BEGIN Information

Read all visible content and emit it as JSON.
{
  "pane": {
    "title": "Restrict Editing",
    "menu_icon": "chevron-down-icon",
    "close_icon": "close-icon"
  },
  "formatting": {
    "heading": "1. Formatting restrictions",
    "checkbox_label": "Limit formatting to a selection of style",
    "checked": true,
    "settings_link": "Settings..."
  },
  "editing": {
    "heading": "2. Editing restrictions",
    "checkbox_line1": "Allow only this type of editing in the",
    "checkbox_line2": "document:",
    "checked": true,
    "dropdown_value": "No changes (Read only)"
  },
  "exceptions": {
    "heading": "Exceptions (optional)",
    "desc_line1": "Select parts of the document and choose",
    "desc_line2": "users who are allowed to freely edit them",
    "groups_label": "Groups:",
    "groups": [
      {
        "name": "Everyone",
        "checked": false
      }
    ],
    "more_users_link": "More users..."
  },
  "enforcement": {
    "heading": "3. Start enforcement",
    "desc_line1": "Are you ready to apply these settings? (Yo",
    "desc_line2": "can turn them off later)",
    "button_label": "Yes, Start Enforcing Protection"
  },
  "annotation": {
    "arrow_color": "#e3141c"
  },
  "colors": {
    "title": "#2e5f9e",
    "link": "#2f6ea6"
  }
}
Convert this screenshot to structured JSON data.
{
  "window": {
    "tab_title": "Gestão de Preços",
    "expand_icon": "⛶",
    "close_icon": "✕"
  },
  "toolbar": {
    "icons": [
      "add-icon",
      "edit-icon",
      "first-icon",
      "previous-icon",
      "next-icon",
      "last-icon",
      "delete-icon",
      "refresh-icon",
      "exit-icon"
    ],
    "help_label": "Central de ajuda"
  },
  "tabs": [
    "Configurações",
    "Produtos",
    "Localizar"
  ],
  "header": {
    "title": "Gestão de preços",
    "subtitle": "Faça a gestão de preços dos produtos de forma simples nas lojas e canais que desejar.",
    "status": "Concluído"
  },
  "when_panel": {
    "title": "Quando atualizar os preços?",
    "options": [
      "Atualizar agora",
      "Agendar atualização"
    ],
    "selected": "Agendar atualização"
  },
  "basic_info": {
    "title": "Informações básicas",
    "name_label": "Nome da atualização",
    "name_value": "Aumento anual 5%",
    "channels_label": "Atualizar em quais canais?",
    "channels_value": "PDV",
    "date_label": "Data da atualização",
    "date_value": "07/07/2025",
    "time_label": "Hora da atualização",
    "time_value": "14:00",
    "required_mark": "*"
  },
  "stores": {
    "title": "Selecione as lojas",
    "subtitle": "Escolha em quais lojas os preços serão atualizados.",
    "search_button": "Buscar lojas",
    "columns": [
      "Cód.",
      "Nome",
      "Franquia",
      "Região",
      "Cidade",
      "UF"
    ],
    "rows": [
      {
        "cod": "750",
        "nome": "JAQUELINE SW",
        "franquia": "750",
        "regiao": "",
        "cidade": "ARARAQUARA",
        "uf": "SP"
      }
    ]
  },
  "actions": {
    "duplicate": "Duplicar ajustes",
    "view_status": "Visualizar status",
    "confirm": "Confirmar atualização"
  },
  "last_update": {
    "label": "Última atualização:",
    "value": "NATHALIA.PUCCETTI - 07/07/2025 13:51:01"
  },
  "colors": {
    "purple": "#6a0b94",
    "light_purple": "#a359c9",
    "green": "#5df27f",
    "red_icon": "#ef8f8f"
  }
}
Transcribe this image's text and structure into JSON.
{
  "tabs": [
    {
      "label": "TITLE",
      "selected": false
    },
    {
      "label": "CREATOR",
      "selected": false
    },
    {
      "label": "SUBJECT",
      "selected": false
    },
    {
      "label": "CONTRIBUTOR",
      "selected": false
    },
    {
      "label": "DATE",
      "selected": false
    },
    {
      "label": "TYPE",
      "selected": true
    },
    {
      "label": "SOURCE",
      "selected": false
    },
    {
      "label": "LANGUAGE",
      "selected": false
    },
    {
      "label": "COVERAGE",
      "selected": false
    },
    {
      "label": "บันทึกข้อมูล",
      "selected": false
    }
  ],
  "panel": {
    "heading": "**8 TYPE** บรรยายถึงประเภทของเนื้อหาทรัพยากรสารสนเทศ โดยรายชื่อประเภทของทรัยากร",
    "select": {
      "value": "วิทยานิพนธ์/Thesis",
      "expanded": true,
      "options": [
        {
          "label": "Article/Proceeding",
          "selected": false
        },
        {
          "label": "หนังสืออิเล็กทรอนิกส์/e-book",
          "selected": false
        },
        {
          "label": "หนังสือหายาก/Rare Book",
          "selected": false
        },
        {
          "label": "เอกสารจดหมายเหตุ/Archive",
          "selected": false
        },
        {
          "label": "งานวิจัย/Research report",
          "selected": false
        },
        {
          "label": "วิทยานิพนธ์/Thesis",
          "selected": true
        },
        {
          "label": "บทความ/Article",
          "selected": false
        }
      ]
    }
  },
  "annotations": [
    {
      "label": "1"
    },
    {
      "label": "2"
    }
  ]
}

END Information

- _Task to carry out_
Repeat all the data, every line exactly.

- _Task result_
Read all visible content and emit it as JSON.
{
  "pane": {
    "title": "Restrict Editing",
    "menu_icon": "chevron-down-icon",
    "close_icon": "close-icon"
  },
  "formatting": {
    "heading": "1. Formatting restrictions",
    "checkbox_label": "Limit formatting to a selection of style",
    "checked": true,
    "settings_link": "Settings..."
  },
  "editing": {
    "heading": "2. Editing restrictions",
    "checkbox_line1": "Allow only this type of editing in the",
    "checkbox_line2": "document:",
    "checked": true,
    "dropdown_value": "No changes (Read only)"
  },
  "exceptions": {
    "heading": "Exceptions (optional)",
    "desc_line1": "Select parts of the document and choose",
    "desc_line2": "users who are allowed to freely edit them",
    "groups_label": "Groups:",
    "groups": [
      {
        "name": "Everyone",
        "checked": false
      }
    ],
    "more_users_link": "More users..."
  },
  "enforcement": {
    "heading": "3. Start enforcement",
    "desc_line1": "Are you ready to apply these settings? (Yo",
    "desc_line2": "can turn them off later)",
    "button_label": "Yes, Start Enforcing Protection"
  },
  "annotation": {
    "arrow_color": "#e3141c"
  },
  "colors": {
    "title": "#2e5f9e",
    "link": "#2f6ea6"
  }
}
Convert this screenshot to structured JSON data.
{
  "window": {
    "tab_title": "Gestão de Preços",
    "expand_icon": "⛶",
    "close_icon": "✕"
  },
  "toolbar": {
    "icons": [
      "add-icon",
      "edit-icon",
      "first-icon",
      "previous-icon",
      "next-icon",
      "last-icon",
      "delete-icon",
      "refresh-icon",
      "exit-icon"
    ],
    "help_label": "Central de ajuda"
  },
  "tabs": [
    "Configurações",
    "Produtos",
    "Localizar"
  ],
  "header": {
    "title": "Gestão de preços",
    "subtitle": "Faça a gestão de preços dos produtos de forma simples nas lojas e canais que desejar.",
    "status": "Concluído"
  },
  "when_panel": {
    "title": "Quando atualizar os preços?",
    "options": [
      "Atualizar agora",
      "Agendar atualização"
    ],
    "selected": "Agendar atualização"
  },
  "basic_info": {
    "title": "Informações básicas",
    "name_label": "Nome da atualização",
    "name_value": "Aumento anual 5%",
    "channels_label": "Atualizar em quais canais?",
    "channels_value": "PDV",
    "date_label": "Data da atualização",
    "date_value": "07/07/2025",
    "time_label": "Hora da atualização",
    "time_value": "14:00",
    "required_mark": "*"
  },
  "stores": {
    "title": "Selecione as lojas",
    "subtitle": "Escolha em quais lojas os preços serão atualizados.",
    "search_button": "Buscar lojas",
    "columns": [
      "Cód.",
      "Nome",
      "Franquia",
      "Região",
      "Cidade",
      "UF"
    ],
    "rows": [
      {
        "cod": "750",
        "nome": "JAQUELINE SW",
        "franquia": "750",
        "regiao": "",
        "cidade": "ARARAQUARA",
        "uf": "SP"
      }
    ]
  },
  "actions": {
    "duplicate": "Duplicar ajustes",
    "view_status": "Visualizar status",
    "confirm": "Confirmar atualização"
  },
  "last_update": {
    "label": "Última atualização:",
    "value": "NATHALIA.PUCCETTI - 07/07/2025 13:51:01"
  },
  "colors": {
    "purple": "#6a0b94",
    "light_purple": "#a359c9",
    "green": "#5df27f",
    "red_icon": "#ef8f8f"
  }
}
Transcribe this image's text and structure into JSON.
{
  "tabs": [
    {
      "label": "TITLE",
      "selected": false
    },
    {
      "label": "CREATOR",
      "selected": false
    },
    {
      "label": "SUBJECT",
      "selected": false
    },
    {
      "label": "CONTRIBUTOR",
      "selected": false
    },
    {
      "label": "DATE",
      "selected": false
    },
    {
      "label": "TYPE",
      "selected": true
    },
    {
      "label": "SOURCE",
      "selected": false
    },
    {
      "label": "LANGUAGE",
      "selected": false
    },
    {
      "label": "COVERAGE",
      "selected": false
    },
    {
      "label": "บันทึกข้อมูล",
      "selected": false
    }
  ],
  "panel": {
    "heading": "**8 TYPE** บรรยายถึงประเภทของเนื้อหาทรัพยากรสารสนเทศ โดยรายชื่อประเภทของทรัยากร",
    "select": {
      "value": "วิทยานิพนธ์/Thesis",
      "expanded": true,
      "options": [
        {
          "label": "Article/Proceeding",
          "selected": false
        },
        {
          "label": "หนังสืออิเล็กทรอนิกส์/e-book",
          "selected": false
        },
        {
          "label": "หนังสือหายาก/Rare Book",
          "selected": false
        },
        {
          "label": "เอกสารจดหมายเหตุ/Archive",
          "selected": false
        },
        {
          "label": "งานวิจัย/Research report",
          "selected": false
        },
        {
          "label": "วิทยานิพนธ์/Thesis",
          "selected": true
        },
        {
          "label": "บทความ/Article",
          "selected": false
        }
      ]
    }
  },
  "annotations": [
    {
      "label": "1"
    },
    {
      "label": "2"
    }
  ]
}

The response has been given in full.